_WORK REQUEST_. Copy every record exactly, and keep the pictures out.

_RECORD EXTRACTS_.

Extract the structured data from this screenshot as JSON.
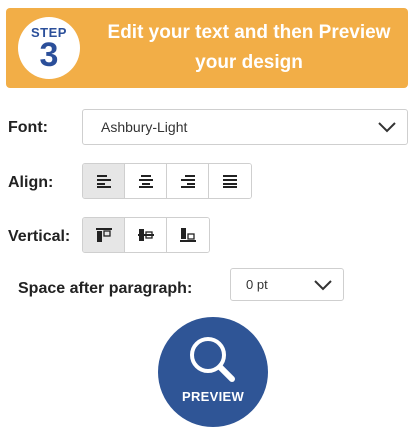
{
  "banner": {
    "step_word": "STEP",
    "step_number": "3",
    "line1": "Edit your text and then Preview",
    "line2": "your design",
    "color": "#f2ae47"
  },
  "font": {
    "label": "Font:",
    "value": "Ashbury-Light"
  },
  "align": {
    "label": "Align:",
    "options": [
      "align-left-icon",
      "align-center-icon",
      "align-right-icon",
      "align-justify-icon"
    ],
    "selected": "align-left-icon"
  },
  "vertical": {
    "label": "Vertical:",
    "options": [
      "vertical-top-icon",
      "vertical-middle-icon",
      "vertical-bottom-icon"
    ],
    "selected": "vertical-top-icon"
  },
  "spacing": {
    "label": "Space after paragraph:",
    "value": "0 pt"
  },
  "preview": {
    "label": "PREVIEW",
    "icon": "magnifier-icon",
    "color": "#2f5596"
  }
}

_RESPONSE_.
Extract the structured data from this screenshot as JSON.
{
  "banner": {
    "step_word": "STEP",
    "step_number": "3",
    "line1": "Edit your text and then Preview",
    "line2": "your design",
    "color": "#f2ae47"
  },
  "font": {
    "label": "Font:",
    "value": "Ashbury-Light"
  },
  "align": {
    "label": "Align:",
    "options": [
      "align-left-icon",
      "align-center-icon",
      "align-right-icon",
      "align-justify-icon"
    ],
    "selected": "align-left-icon"
  },
  "vertical": {
    "label": "Vertical:",
    "options": [
      "vertical-top-icon",
      "vertical-middle-icon",
      "vertical-bottom-icon"
    ],
    "selected": "vertical-top-icon"
  },
  "spacing": {
    "label": "Space after paragraph:",
    "value": "0 pt"
  },
  "preview": {
    "label": "PREVIEW",
    "icon": "magnifier-icon",
    "color": "#2f5596"
  }
}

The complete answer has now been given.